Just making my way through Cleveland-Hopkins International airport, I found these oversized “paper” airplanes between the C and D concourses. I was a bit surprised that few travelers seemed to notice them, and that in the two times I passed under them, only one person besides me stopped to take pictures. (click pic to enlarge)
Perhaps not many of them have a 7-year-old son who still is fascinated by every plane he folds.
I called the airport for information, but as of this writing have not received a return call. My first source was Wikipedia, via Google, but as a former reporter I still cringe any time I see someone citing a sole source. Add to that Wikipedia’s user-contributed nature, and it gets murkier.
According to Wikipedia: “The airplanes… are actually made of aluminum covered with photographic laminates and measure as much as 16 feet long. The installation is called Home, School, and Office (1999). The artist is Andy Yoder.”
I confirmed this on Andy Yoder’s website and also found that he is a Cleveland native. There was an e-mail address listed, so I figured I would give it a shot.
Mr. Yoder graciously replied and gave me a few more details about his path as an artist. He was born and reared in Cleveland and graduated from the Cleveland Institute of Art, then moved to New York City. He has lived in Vermont since 2003 and plans a summer relocation to Falls Church, one of Virginia’s numerous Washington, D.C. suburbs.

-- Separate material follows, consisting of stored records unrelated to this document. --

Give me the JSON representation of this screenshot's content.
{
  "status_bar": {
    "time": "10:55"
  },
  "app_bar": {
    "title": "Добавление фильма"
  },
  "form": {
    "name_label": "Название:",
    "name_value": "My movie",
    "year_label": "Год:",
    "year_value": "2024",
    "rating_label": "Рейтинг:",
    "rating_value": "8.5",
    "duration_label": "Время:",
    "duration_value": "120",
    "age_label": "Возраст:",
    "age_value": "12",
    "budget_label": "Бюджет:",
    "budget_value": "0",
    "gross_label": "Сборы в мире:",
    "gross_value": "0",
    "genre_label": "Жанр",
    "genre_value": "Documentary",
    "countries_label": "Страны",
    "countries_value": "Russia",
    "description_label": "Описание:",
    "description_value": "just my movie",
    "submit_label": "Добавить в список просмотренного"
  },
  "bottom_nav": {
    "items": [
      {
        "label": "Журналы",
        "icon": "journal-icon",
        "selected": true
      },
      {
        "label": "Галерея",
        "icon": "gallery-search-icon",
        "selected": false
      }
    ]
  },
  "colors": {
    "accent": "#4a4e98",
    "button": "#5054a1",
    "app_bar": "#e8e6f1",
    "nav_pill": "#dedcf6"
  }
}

I got no indication that he had tested these planes by flying them off his back deck — probably a smart move, as each weighs between 500 and 1000 pounds.
Camera: Canon PowerShot S95
Shutter Speed: 1/5 sec
Focal Length: 57.8 mm
Metering Mode: Multi-Segment